# [Task to complete]
Could you copy all of the records below exactly as they appear?

- Opening Delimiter -

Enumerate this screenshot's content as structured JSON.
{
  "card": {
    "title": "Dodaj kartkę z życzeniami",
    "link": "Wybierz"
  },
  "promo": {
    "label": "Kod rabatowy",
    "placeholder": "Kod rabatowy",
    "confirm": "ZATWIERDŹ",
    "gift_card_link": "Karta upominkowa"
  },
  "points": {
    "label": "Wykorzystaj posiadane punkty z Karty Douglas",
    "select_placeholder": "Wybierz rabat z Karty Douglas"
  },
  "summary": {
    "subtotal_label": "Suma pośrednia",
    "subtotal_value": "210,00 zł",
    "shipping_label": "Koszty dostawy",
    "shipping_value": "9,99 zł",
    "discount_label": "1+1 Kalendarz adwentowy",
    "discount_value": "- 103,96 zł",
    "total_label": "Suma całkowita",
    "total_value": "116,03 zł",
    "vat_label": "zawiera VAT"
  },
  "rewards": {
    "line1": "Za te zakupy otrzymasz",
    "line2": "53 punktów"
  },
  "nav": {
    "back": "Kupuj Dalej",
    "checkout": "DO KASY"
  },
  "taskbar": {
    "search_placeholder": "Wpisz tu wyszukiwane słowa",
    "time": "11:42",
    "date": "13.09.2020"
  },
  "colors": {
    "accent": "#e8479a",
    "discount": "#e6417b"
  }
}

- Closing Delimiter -

# [Written response]
Enumerate this screenshot's content as structured JSON.
{
  "card": {
    "title": "Dodaj kartkę z życzeniami",
    "link": "Wybierz"
  },
  "promo": {
    "label": "Kod rabatowy",
    "placeholder": "Kod rabatowy",
    "confirm": "ZATWIERDŹ",
    "gift_card_link": "Karta upominkowa"
  },
  "points": {
    "label": "Wykorzystaj posiadane punkty z Karty Douglas",
    "select_placeholder": "Wybierz rabat z Karty Douglas"
  },
  "summary": {
    "subtotal_label": "Suma pośrednia",
    "subtotal_value": "210,00 zł",
    "shipping_label": "Koszty dostawy",
    "shipping_value": "9,99 zł",
    "discount_label": "1+1 Kalendarz adwentowy",
    "discount_value": "- 103,96 zł",
    "total_label": "Suma całkowita",
    "total_value": "116,03 zł",
    "vat_label": "zawiera VAT"
  },
  "rewards": {
    "line1": "Za te zakupy otrzymasz",
    "line2": "53 punktów"
  },
  "nav": {
    "back": "Kupuj Dalej",
    "checkout": "DO KASY"
  },
  "taskbar": {
    "search_placeholder": "Wpisz tu wyszukiwane słowa",
    "time": "11:42",
    "date": "13.09.2020"
  },
  "colors": {
    "accent": "#e8479a",
    "discount": "#e6417b"
  }
}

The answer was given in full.